Nothing in the records may be dropped or altered when you repeat them.

Items listed in a dataset:
++++++++

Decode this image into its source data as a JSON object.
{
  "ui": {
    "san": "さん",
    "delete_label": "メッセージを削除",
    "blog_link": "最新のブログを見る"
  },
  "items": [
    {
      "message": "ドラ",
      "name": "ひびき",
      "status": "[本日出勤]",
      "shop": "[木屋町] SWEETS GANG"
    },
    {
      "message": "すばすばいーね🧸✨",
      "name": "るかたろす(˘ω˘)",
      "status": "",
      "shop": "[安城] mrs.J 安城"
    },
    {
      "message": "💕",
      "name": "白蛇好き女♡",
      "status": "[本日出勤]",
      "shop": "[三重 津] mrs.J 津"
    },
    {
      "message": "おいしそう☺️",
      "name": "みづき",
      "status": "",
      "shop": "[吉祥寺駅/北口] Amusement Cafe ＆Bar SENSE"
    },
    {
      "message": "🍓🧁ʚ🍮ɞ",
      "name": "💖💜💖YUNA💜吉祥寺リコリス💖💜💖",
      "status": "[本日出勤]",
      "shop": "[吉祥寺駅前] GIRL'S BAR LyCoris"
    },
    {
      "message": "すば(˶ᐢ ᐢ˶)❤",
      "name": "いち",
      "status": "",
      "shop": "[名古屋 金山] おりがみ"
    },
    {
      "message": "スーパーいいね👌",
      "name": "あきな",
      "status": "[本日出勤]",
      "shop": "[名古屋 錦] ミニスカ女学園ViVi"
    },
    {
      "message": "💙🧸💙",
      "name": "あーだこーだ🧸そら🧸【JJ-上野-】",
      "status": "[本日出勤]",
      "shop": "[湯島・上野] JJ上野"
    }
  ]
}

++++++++

Problem solution ->
Decode this image into its source data as a JSON object.
{
  "ui": {
    "san": "さん",
    "delete_label": "メッセージを削除",
    "blog_link": "最新のブログを見る"
  },
  "items": [
    {
      "message": "ドラ",
      "name": "ひびき",
      "status": "[本日出勤]",
      "shop": "[木屋町] SWEETS GANG"
    },
    {
      "message": "すばすばいーね🧸✨",
      "name": "るかたろす(˘ω˘)",
      "status": "",
      "shop": "[安城] mrs.J 安城"
    },
    {
      "message": "💕",
      "name": "白蛇好き女♡",
      "status": "[本日出勤]",
      "shop": "[三重 津] mrs.J 津"
    },
    {
      "message": "おいしそう☺️",
      "name": "みづき",
      "status": "",
      "shop": "[吉祥寺駅/北口] Amusement Cafe ＆Bar SENSE"
    },
    {
      "message": "🍓🧁ʚ🍮ɞ",
      "name": "💖💜💖YUNA💜吉祥寺リコリス💖💜💖",
      "status": "[本日出勤]",
      "shop": "[吉祥寺駅前] GIRL'S BAR LyCoris"
    },
    {
      "message": "すば(˶ᐢ ᐢ˶)❤",
      "name": "いち",
      "status": "",
      "shop": "[名古屋 金山] おりがみ"
    },
    {
      "message": "スーパーいいね👌",
      "name": "あきな",
      "status": "[本日出勤]",
      "shop": "[名古屋 錦] ミニスカ女学園ViVi"
    },
    {
      "message": "💙🧸💙",
      "name": "あーだこーだ🧸そら🧸【JJ-上野-】",
      "status": "[本日出勤]",
      "shop": "[湯島・上野] JJ上野"
    }
  ]
}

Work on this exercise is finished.